Set the data down again so that every line matches exactly.

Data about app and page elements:
======

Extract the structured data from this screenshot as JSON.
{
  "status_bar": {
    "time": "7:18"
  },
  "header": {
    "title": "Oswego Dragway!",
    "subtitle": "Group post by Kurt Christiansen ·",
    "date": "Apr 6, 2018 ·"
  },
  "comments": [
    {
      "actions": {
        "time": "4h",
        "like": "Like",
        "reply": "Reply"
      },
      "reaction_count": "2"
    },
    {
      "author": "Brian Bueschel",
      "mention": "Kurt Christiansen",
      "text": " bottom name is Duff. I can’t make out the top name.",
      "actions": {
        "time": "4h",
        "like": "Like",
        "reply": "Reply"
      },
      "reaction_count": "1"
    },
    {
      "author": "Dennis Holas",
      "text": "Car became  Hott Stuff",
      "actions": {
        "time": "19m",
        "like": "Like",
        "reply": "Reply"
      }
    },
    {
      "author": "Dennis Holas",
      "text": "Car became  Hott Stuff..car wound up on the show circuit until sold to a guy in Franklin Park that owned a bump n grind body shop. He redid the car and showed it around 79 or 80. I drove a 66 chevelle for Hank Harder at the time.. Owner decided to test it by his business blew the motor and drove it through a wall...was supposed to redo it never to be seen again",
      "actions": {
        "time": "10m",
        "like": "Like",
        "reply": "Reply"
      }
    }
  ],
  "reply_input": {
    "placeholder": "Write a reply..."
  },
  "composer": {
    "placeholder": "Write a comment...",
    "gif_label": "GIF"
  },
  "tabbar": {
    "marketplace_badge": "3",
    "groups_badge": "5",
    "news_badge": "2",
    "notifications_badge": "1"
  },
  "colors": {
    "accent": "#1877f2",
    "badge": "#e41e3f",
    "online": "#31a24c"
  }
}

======

▶ **FINAL ANSWER**
Extract the structured data from this screenshot as JSON.
{
  "status_bar": {
    "time": "7:18"
  },
  "header": {
    "title": "Oswego Dragway!",
    "subtitle": "Group post by Kurt Christiansen ·",
    "date": "Apr 6, 2018 ·"
  },
  "comments": [
    {
      "actions": {
        "time": "4h",
        "like": "Like",
        "reply": "Reply"
      },
      "reaction_count": "2"
    },
    {
      "author": "Brian Bueschel",
      "mention": "Kurt Christiansen",
      "text": " bottom name is Duff. I can’t make out the top name.",
      "actions": {
        "time": "4h",
        "like": "Like",
        "reply": "Reply"
      },
      "reaction_count": "1"
    },
    {
      "author": "Dennis Holas",
      "text": "Car became  Hott Stuff",
      "actions": {
        "time": "19m",
        "like": "Like",
        "reply": "Reply"
      }
    },
    {
      "author": "Dennis Holas",
      "text": "Car became  Hott Stuff..car wound up on the show circuit until sold to a guy in Franklin Park that owned a bump n grind body shop. He redid the car and showed it around 79 or 80. I drove a 66 chevelle for Hank Harder at the time.. Owner decided to test it by his business blew the motor and drove it through a wall...was supposed to redo it never to be seen again",
      "actions": {
        "time": "10m",
        "like": "Like",
        "reply": "Reply"
      }
    }
  ],
  "reply_input": {
    "placeholder": "Write a reply..."
  },
  "composer": {
    "placeholder": "Write a comment...",
    "gif_label": "GIF"
  },
  "tabbar": {
    "marketplace_badge": "3",
    "groups_badge": "5",
    "news_badge": "2",
    "notifications_badge": "1"
  },
  "colors": {
    "accent": "#1877f2",
    "badge": "#e41e3f",
    "online": "#31a24c"
  }
}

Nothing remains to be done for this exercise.